Jesse Hernandez didn't get the no-hitter that he came so close to on Friday night. But he couldn't find reason to complain after the best outing of his career.
The Blue Jays prospect came within one strike of a no-hitter, yielding an unearned run while recording a career-high 12 strikeouts over 8 2/3 innings as Class A Advanced Dunedin defeated the St. Lucie Mets, 4-1.
"I'm pretty happy with it," Hernandez said. "I was making pitches when I needed to, throwing cutters to both sides of the plate. I just happened to make my pitches until that last one."
Hernandez allowed only two baserunners heading into the ninth -- he hit Richard Lucas leading off the sixth and followed by walking Travis Taijeron. He struck out Taijeron leading off the ninth and retired T. J. Rivera on a fly ball to right field, then ran the count to 2-2 against Alonzo Harris, who lined a single to left.

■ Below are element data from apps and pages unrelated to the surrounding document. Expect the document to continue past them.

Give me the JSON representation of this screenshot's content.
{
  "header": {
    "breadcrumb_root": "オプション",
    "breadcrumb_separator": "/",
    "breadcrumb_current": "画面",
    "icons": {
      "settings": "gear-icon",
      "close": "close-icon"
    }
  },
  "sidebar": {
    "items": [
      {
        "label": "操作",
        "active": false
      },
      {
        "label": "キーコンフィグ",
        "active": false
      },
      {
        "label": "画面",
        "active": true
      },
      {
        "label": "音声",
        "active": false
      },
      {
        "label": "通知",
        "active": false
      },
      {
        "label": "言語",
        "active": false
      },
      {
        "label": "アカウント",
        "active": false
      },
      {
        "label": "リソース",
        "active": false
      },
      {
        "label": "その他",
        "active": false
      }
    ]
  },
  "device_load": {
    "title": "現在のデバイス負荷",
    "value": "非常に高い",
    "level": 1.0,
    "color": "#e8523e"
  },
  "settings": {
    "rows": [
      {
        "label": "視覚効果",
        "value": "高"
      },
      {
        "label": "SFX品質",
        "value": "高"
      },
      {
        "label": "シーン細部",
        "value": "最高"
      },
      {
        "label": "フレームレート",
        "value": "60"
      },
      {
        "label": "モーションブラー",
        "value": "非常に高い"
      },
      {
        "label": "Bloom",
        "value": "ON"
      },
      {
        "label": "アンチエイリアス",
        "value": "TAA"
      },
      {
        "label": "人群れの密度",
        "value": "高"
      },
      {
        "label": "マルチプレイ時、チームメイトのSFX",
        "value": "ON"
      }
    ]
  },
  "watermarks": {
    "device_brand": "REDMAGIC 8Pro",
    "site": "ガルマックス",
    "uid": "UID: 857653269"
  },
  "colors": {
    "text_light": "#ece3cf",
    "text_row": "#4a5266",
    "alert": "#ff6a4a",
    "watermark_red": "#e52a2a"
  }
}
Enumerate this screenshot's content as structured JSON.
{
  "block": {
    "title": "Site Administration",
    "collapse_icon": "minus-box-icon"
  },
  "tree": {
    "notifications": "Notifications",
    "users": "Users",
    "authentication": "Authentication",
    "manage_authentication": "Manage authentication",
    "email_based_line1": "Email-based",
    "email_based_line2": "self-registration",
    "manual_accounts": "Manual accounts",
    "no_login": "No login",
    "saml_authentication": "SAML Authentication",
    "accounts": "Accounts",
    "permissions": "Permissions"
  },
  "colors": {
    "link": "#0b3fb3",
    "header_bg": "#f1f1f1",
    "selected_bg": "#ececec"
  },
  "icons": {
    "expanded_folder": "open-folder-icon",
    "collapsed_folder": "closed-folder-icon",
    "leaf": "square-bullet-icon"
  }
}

"I was just trying to stay on the same page with my catcher, Jack Murphy," Hernandez said. "We were on the same page all night. It's so easy to let your mind go somewhere else and think ahead of time when you've got to think about what's going on right there. I did it, but they happened to get to that last pitch.
"Everything kind of went fast. I got him to a 2-2 count, and he fouled a couple pitches off. He actually called time on a pitch and tried to mix up my timing a bit. It was a 2-2 cutter -- I tried to throw it as hard as I could, but he got to it and singled to left."
After the hit, the 23-year-old right-hander was replaced by Evan Englebrook. Harris stole second and scored on the reliever's throwing error before Englebrook struck out Cory Vaughn.
Despite the hit and the run, Hernandez said he wasn't too disappointed.
"A little bit," he said. "Overall, I'm happy with the game. I threw very well and picked up a win for the team. I gave us what we needed."
Coincidentally, there happened to be someone special at Florida Auto Exchange Stadium for the best start of Hernandez's career. St. Lucie pitching coach Phil Regan served as Hernandez's pitching instructor for five years before Hernandez went off to Central Michigan University.
Hernandez (1-1) credited Regan with teaching him how to be a real pitcher, rather than just "a kid with a good arm."
"It was great," the Grand Rapids native said. "I got to chat with him a little bit yesterday. I was happy to see him -- it's been a couple years since I've seen him after going to college and this being my third year of pro ball. It was definitely a special night. ... He essentially taught me how to pitch."
Hernandez, who signed with the Blue Jays as a non-drafted free agent in 2010, put together a 2.29 ERA over 78 2/3 innings for Class A Lansing this year. He came into Friday's contest with an 8.55 ERA in seven appearances for Dunedin but lowered that mark to 5.97.
"The cutter and the slider combination was working because they would see the cutter and I'd come back with a slider, which kind of has that same movement with more depth," Hernandez said. "It got them out in front a little bit more. I had them sitting cutter and then threw a slider for a ball that they were swinging at for strikes."
So what does Hernandez do for an encore?
"Enjoy it for the night," he said. "Then tomorrow it's a whole new game, a brand new day. I've got to get after it like I would if I got shelled for seven [runs]. I can't expect it to happen every time. If I'm lucky, maybe I'll get that last out."